I’m sure a number of you just let out an irritated sigh. You all know me because I’m in your group of friends or, well, I used to be. Some of you have stopped trying to invite me to places and events because you got tired of me deciding not to go out with you on Saturday nights or finding an excuse for why lunch actually doesn’t work for me on Wednesday.
What you should know is that I usually really do want to go out and party, or meet up for dinner and drinks with friends, or even just hang out to watch The Bachelor at your house on Monday nights. But I have anxiety, and it messes up those plans.
Anxiety comes and goes over time. The general worry is pretty much always there, especially if it’s bad enough to land you with a clinical diagnosis, but the bouts of real, life-disrupting anxiety can sprout from all sorts of triggers. Everything from a change in daily routine to seeing roadkill on the way to work to finding out a loved one cheated on you – sometimes it’s a totally relatable battle. Sometimes, though, those triggers aren’t immediately obvious to the person experiencing them, and the desire to avoid stressful situations that might encourage those feelings becomes the person’s priority. Going out with friends might be one of those situations.
As an anxious person, I’ve been in therapy off and on since I was in the second grade. It’s something that I share with people because I think mental illness needs to be normalized so that those who really need help can get it without worry of being outcasted. I’m now 23, nearing 24, and very much considering returning to therapy within the month. Why? Well, I’m having a really difficult time with my anxiety and I didn’t see it coming. I’ve always been a bit of a homebody, but now I’m back to being that flaky friend.

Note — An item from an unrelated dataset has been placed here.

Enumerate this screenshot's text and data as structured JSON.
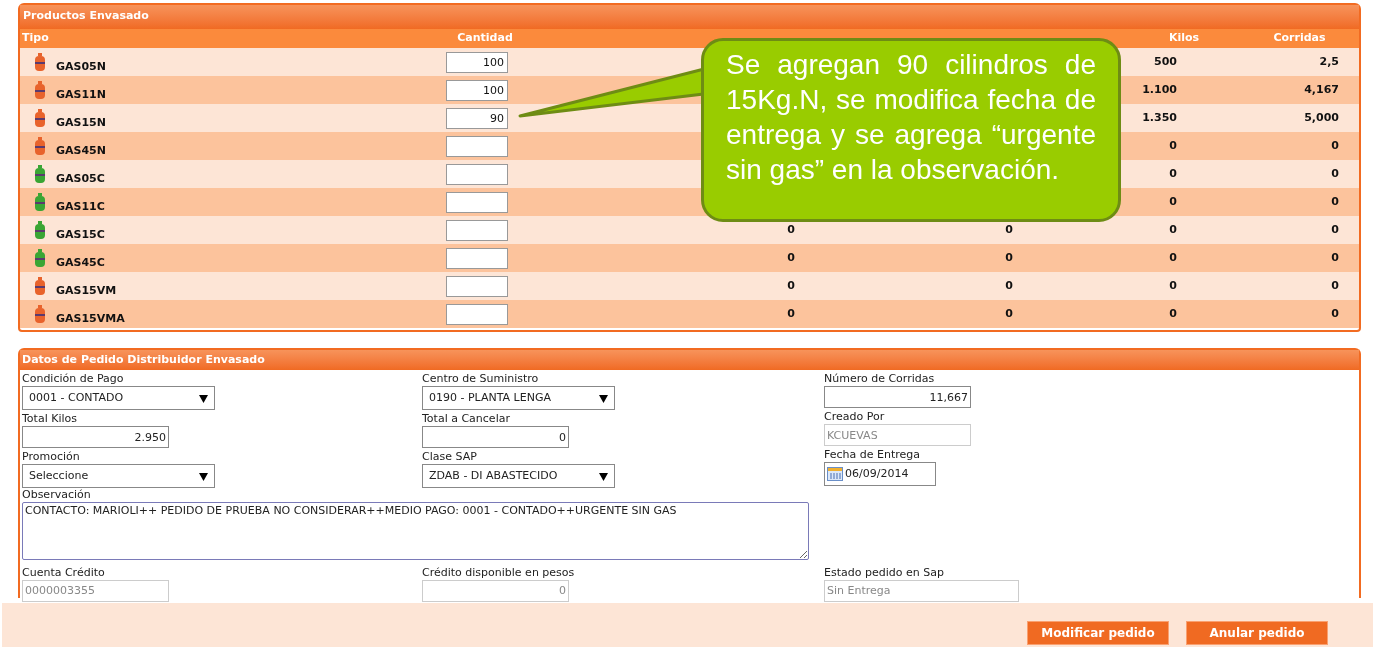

I was invited downtown by a handful of my friends this past weekend, and five days before the big night, I was thrilled about the opportunity to throw back a few cold ones and get dressed up. Once Friday came around, though, I panicked. I didn’t run around like an injured chicken or anything, I just felt this hot feeling in my chest and a tightness in my shoulders and the urge to run. That’s how anxiety feels for me – this urge to run. If I run, the urge doesn’t go away. It settles around my neck and into my arms and sometimes the only way to make it stop is to sit on the ground with my legs pulled in close to my stomach while I rock back and forth. Unfortunately, that doesn’t always work and, more unfortunately, sometimes it doesn’t even cross my mind because it’s preoccupied with other bothersome concerns.
Anyway, I knew that bailing on my friends wasn’t going to go over well. I knew that these particular friends didn’t know me well enough to know what I was feeling that night. I knew that making up an excuse wasn’t going to be okay so instead I just said, “I’m probably not going to go out tonight.??? I never got a text back and it sucked.
At this point, most people might say that I should know better, that I should force myself to go out when I’m in these situations. The problem is that I know what happens when I go out when I’m feeling this way because, for about two years, I had experience with exactly that. I’d either be miserable all night, staying sober and dealing with the drunks and overreacting because of my state of mind, I’d be drunk and emotional because suddenly my tenseness would melt into a pile of sadness over feeling like something is wrong with me, or I’d have a great time. Those first two, pathetically, tend to be the options that haunt me when I’m feeling anxious enough to not want to go out.
So, while your flaky friend may just be a POS, he or she may also have something else going on and might not be as chatty about it as I am. The friend probably knows that they’re risking their relationship with you and giving in to their worry, and that doesn’t mean that he or she doesn’t value you. It just means that those feelings are really, scarily strong and controlling them is harder than it might seem from the outside looking in.
Try to be understanding. We’ve lost enough friends over this – we don’t want to lose you, too.